lecture: Science is broken
How much can we trust science in light failed replications, bogus results and widespread questionable research practices?
We're supposed to trust evidence-based information in all areas of life. However disconcerting news from several areas of science must make us ask how much we can trust scientific evidence.
The field of psychology is faced with a crisis where many results that were trusted for decades are called into question. Obviously bogus results like one trying to prove that precognition is real can be created with the existing scientific standards.
In replication attempts in preclinical cancer research more than 90 percent of study results could not be confirmed. Pharmaceutical companies are constantly under attack for questionable research methods. The scientist John Ioannidis asked more than ten years ago "Why most scientific research findings are false".
These aren't just single incidents, they show much deeper problems in the way science is performed today. Scientific results get published if they yield to "positive" results and land in the drawer if the results are "negative", giving an incomplete and often skewed picture. In many fields scientific studies are never replicated. Scientific incentive structures like the Impact Factor prefer sensational results more than rigorous scientific standards.
But there's also some move into the right direction. Trials registers or registered reports can prevent or at least detect many questionable research practices.

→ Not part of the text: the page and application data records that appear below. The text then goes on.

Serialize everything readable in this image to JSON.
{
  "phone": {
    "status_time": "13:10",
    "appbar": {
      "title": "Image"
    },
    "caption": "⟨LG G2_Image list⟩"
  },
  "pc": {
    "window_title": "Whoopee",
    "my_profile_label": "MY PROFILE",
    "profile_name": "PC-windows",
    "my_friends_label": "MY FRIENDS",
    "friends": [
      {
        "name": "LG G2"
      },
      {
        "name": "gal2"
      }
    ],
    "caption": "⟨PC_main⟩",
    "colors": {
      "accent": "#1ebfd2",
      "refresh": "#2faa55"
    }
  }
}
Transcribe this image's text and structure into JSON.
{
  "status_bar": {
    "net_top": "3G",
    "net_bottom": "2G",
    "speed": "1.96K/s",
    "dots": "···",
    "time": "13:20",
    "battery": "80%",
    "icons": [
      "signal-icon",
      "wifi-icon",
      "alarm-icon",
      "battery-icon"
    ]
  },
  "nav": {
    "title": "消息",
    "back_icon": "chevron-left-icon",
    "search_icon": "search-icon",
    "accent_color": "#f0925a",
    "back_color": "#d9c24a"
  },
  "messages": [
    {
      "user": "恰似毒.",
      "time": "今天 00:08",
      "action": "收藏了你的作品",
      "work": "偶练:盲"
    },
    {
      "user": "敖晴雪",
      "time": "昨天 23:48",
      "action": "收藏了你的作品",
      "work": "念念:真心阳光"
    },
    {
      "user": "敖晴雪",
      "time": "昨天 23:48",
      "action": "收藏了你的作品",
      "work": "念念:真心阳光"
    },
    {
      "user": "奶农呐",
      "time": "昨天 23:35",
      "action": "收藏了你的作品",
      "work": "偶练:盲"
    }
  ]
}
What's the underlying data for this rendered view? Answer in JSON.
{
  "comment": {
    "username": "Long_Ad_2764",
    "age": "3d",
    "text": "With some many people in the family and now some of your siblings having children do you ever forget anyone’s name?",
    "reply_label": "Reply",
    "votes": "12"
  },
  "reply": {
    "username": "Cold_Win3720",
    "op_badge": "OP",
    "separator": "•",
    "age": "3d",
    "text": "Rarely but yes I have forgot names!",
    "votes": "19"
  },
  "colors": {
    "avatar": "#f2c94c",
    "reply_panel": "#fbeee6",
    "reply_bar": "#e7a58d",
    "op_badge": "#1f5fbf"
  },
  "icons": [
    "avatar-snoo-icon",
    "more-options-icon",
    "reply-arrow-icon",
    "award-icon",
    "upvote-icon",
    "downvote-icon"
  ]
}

The replication crisis has led some fields to put more emphasis on repetitions of important results.
Appart from the fact that we get a wrong picture of reality these shortcomings of science also are undeserved munition for those who'd like to reject the scientific principle as a whole.
How broken is science - and what can be done to make more scientific results true?